[Dataset — start]
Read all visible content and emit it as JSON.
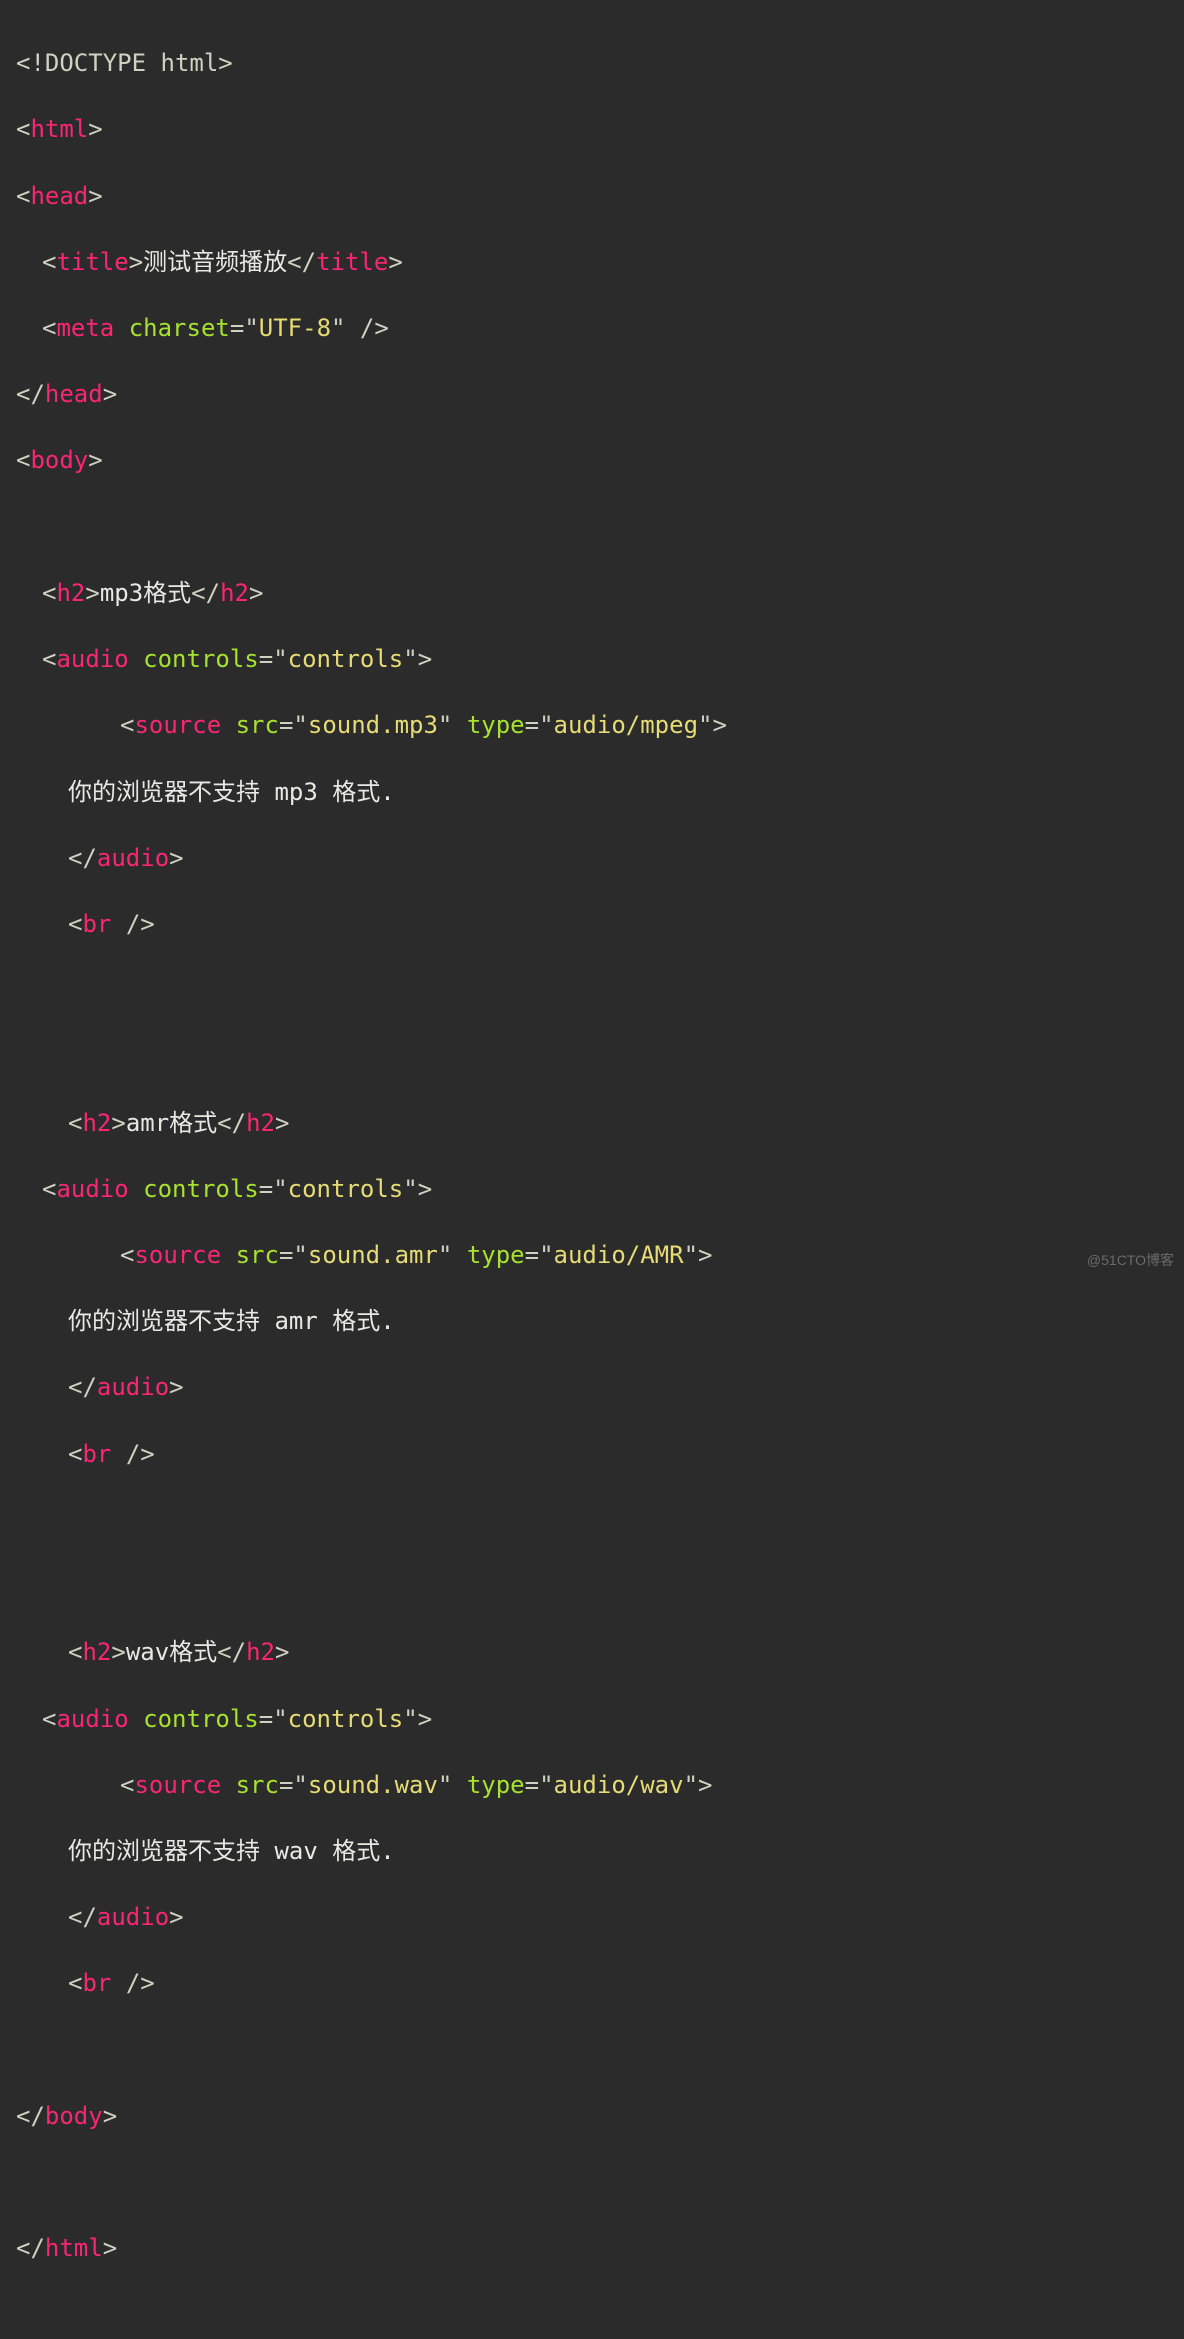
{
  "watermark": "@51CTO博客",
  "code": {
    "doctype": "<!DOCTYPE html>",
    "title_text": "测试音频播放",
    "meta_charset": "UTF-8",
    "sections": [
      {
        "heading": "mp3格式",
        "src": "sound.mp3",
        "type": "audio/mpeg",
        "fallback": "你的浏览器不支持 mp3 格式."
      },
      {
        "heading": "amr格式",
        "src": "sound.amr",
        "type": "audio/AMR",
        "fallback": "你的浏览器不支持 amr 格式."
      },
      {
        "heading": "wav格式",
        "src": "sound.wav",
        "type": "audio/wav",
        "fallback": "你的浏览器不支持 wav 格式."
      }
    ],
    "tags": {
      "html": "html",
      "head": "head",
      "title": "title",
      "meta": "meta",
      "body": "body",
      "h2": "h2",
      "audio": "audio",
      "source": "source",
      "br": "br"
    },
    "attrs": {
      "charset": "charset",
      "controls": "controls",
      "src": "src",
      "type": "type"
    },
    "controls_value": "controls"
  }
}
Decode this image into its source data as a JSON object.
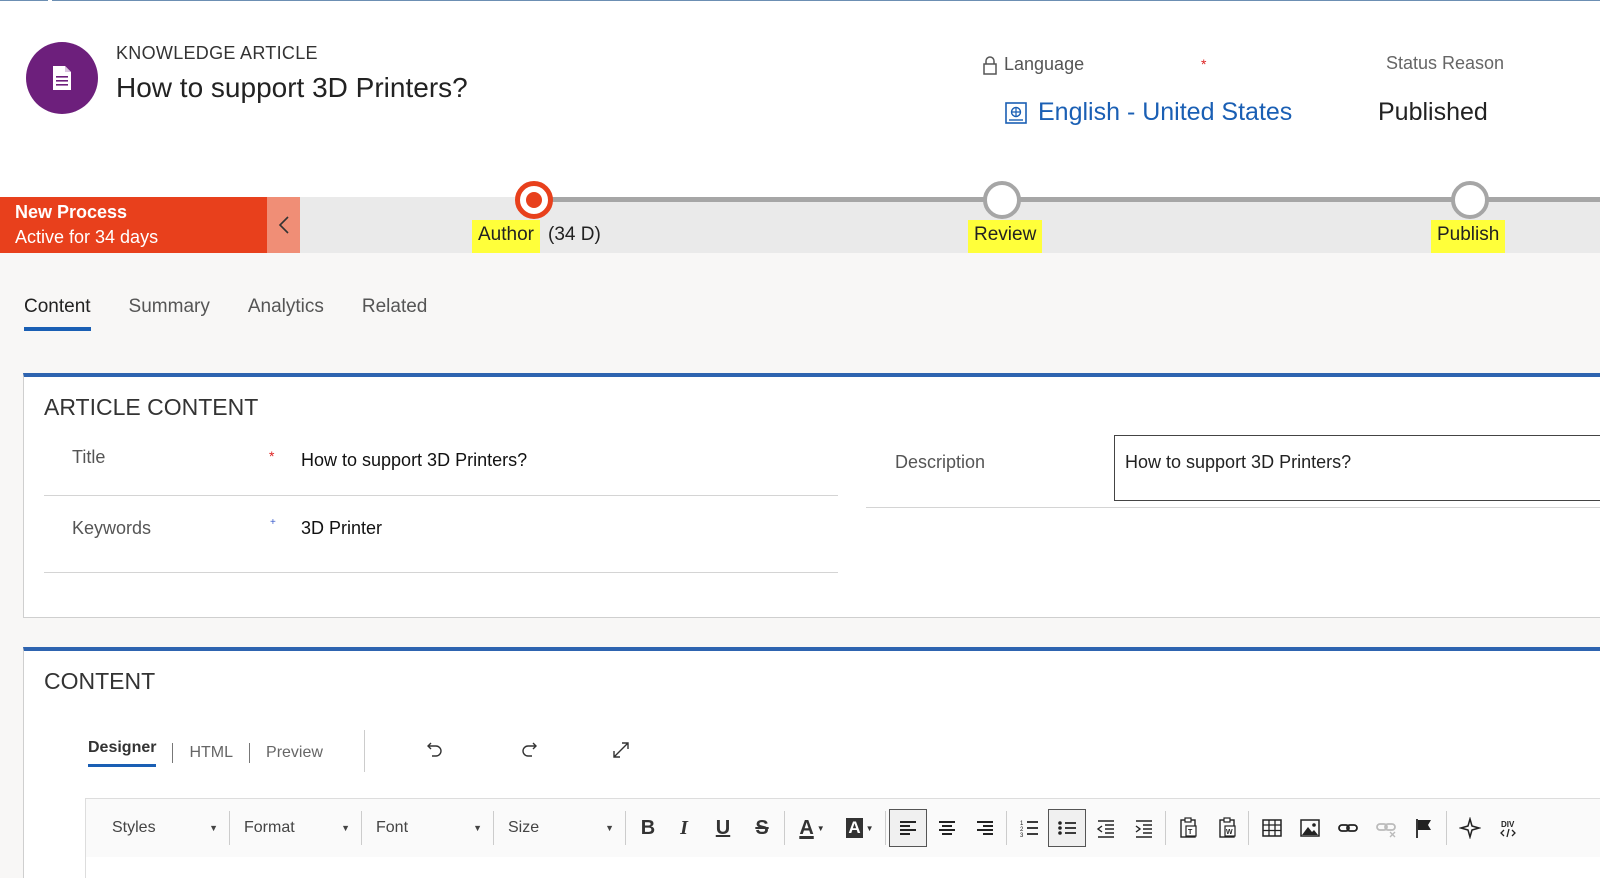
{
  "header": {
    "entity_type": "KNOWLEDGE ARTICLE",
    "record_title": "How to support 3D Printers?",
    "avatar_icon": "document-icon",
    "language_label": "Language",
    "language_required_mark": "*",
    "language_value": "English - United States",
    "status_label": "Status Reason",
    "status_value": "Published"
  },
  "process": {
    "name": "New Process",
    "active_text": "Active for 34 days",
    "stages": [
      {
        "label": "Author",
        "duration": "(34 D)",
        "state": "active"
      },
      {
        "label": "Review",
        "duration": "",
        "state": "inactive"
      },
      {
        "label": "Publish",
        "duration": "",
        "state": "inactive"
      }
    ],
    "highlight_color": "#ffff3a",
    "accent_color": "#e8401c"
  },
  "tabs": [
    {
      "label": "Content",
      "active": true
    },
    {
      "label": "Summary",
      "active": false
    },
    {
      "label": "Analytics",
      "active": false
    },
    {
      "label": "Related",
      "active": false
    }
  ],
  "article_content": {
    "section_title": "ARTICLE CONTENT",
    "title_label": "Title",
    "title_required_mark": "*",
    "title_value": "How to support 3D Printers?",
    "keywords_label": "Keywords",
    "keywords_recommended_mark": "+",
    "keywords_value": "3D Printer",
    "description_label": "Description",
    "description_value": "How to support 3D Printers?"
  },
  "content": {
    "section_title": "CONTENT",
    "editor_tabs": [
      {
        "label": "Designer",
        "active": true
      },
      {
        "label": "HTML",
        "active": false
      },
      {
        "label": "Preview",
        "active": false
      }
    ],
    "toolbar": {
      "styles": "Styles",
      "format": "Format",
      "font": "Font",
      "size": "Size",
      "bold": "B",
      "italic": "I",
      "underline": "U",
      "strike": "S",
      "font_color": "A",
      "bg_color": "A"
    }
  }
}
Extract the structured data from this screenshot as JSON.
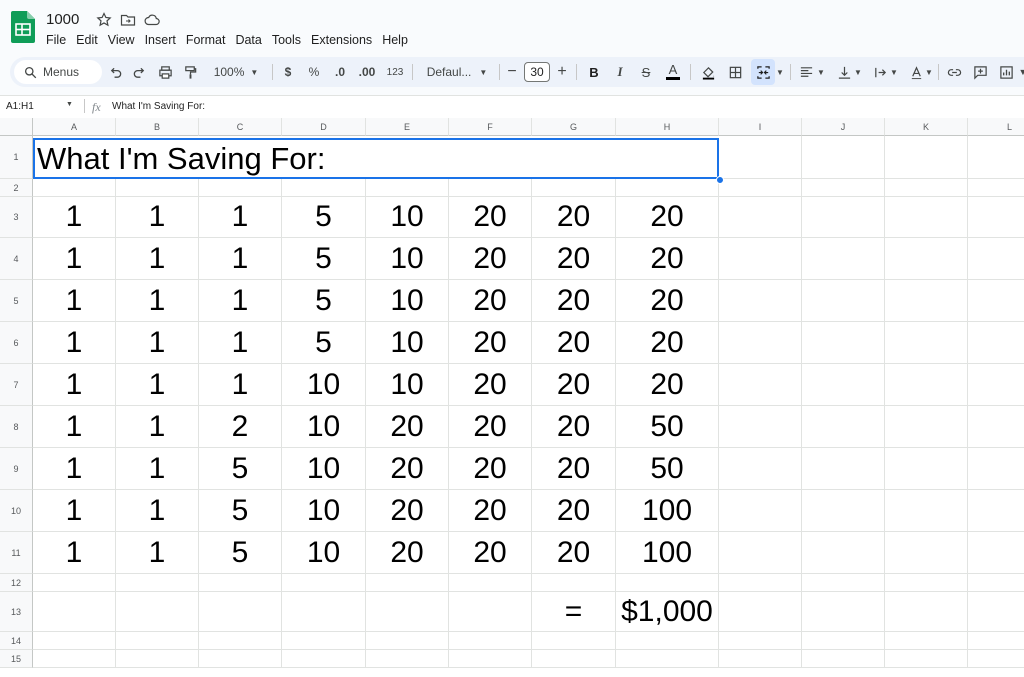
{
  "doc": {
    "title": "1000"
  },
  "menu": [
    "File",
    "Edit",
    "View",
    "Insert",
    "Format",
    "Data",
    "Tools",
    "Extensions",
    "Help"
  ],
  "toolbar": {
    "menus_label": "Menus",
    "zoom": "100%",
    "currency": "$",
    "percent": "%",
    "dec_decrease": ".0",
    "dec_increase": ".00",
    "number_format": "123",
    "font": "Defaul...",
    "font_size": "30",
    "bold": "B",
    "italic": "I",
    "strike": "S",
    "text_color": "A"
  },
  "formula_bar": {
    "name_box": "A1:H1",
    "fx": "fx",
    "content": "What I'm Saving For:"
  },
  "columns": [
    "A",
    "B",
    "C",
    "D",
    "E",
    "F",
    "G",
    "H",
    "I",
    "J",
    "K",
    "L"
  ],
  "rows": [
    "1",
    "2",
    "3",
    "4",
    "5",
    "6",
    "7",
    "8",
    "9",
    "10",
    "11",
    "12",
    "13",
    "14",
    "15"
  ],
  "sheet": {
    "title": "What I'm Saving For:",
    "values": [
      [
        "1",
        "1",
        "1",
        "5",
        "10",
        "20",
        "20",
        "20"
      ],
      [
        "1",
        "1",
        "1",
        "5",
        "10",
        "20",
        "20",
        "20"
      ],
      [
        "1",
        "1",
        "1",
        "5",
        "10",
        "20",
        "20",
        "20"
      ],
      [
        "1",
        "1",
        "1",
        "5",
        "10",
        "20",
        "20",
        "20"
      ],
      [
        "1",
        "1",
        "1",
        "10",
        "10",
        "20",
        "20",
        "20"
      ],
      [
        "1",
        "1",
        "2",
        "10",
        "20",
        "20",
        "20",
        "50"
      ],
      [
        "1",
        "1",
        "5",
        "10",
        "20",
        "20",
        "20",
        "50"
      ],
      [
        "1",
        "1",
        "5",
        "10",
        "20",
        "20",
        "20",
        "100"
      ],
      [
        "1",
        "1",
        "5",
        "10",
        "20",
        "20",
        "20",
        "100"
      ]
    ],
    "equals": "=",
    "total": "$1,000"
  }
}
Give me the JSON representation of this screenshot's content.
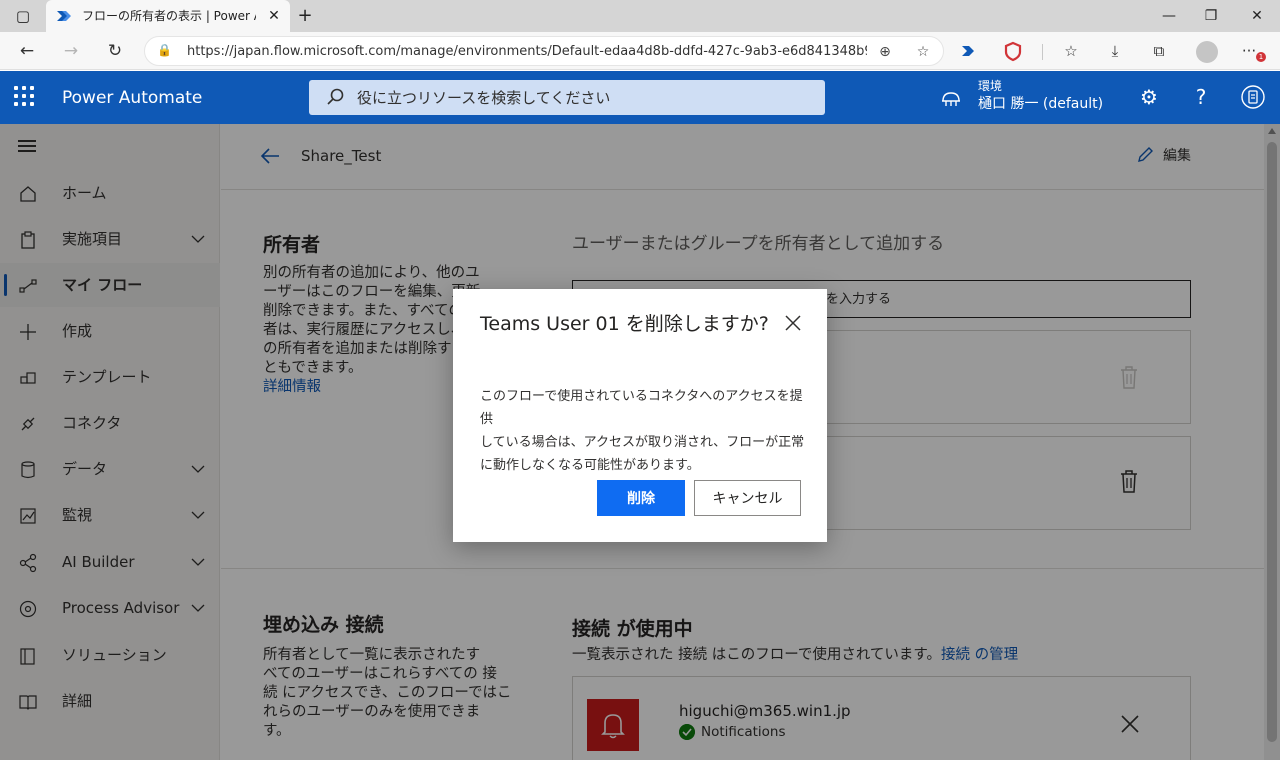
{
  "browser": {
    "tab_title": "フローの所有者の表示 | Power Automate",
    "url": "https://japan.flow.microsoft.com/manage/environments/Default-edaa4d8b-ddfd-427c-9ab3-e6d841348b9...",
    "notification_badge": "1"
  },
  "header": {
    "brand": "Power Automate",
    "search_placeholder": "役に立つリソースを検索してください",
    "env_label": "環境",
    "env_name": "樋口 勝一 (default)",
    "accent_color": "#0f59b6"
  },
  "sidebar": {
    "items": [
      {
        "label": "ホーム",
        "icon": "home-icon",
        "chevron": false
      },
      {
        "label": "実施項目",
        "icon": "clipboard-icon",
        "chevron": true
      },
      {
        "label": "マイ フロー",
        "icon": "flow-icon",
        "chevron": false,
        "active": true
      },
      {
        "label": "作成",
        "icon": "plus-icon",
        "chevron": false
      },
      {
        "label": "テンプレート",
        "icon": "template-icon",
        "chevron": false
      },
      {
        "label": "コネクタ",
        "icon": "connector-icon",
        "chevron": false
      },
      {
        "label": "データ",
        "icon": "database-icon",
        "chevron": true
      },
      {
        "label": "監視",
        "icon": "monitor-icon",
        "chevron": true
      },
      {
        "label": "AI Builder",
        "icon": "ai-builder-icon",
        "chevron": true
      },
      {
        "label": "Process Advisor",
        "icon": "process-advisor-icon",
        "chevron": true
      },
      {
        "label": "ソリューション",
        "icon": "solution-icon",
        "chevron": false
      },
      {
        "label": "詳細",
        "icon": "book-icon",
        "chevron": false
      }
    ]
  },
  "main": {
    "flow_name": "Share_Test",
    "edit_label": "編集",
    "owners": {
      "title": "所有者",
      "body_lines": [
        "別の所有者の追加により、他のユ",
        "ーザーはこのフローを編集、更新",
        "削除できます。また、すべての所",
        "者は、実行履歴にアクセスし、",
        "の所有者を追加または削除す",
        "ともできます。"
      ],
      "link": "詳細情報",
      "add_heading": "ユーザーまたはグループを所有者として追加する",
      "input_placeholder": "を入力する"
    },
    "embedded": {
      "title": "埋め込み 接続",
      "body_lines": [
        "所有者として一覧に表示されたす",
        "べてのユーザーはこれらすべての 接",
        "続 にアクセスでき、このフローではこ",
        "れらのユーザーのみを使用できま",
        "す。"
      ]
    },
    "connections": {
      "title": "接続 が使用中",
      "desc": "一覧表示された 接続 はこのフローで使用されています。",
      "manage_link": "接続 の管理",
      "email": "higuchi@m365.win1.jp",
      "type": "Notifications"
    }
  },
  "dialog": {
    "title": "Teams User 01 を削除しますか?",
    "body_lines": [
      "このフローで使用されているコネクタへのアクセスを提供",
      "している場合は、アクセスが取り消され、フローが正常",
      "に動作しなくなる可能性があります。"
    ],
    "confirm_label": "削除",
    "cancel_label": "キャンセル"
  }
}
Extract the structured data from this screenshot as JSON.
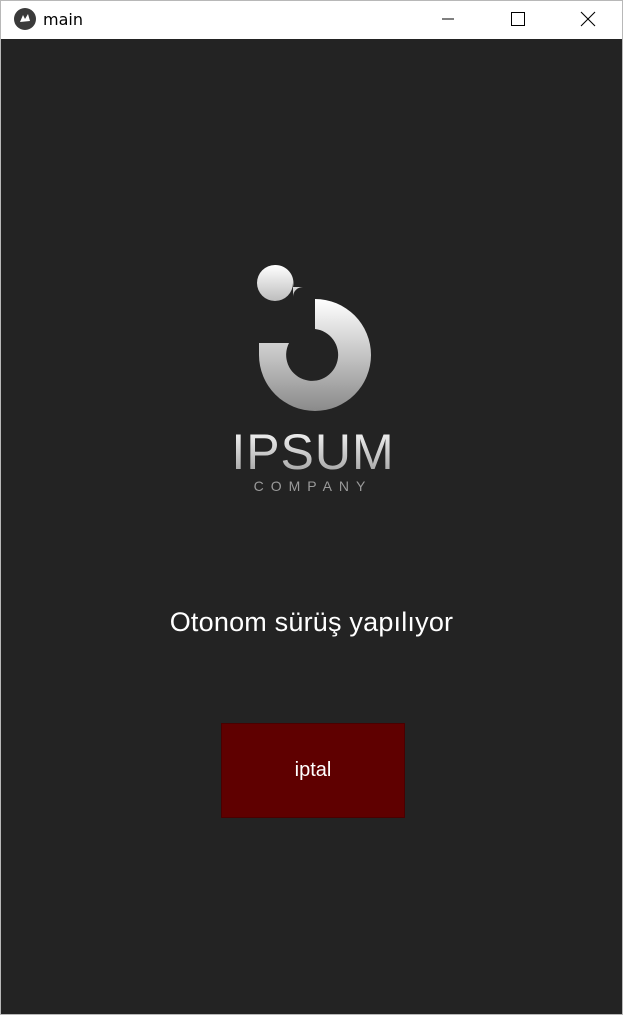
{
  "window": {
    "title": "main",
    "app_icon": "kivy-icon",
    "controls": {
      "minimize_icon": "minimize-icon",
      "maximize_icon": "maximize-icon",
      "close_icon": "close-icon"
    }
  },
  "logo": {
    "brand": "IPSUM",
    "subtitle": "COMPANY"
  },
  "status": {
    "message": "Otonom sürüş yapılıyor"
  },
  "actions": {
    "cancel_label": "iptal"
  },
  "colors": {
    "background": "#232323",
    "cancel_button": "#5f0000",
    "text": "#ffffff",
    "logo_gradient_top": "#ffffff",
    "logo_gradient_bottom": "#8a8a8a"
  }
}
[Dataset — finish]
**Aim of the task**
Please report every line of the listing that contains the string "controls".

**Response box**
      "controls": "controls",
    "controls_value": "controls"
    "controls": {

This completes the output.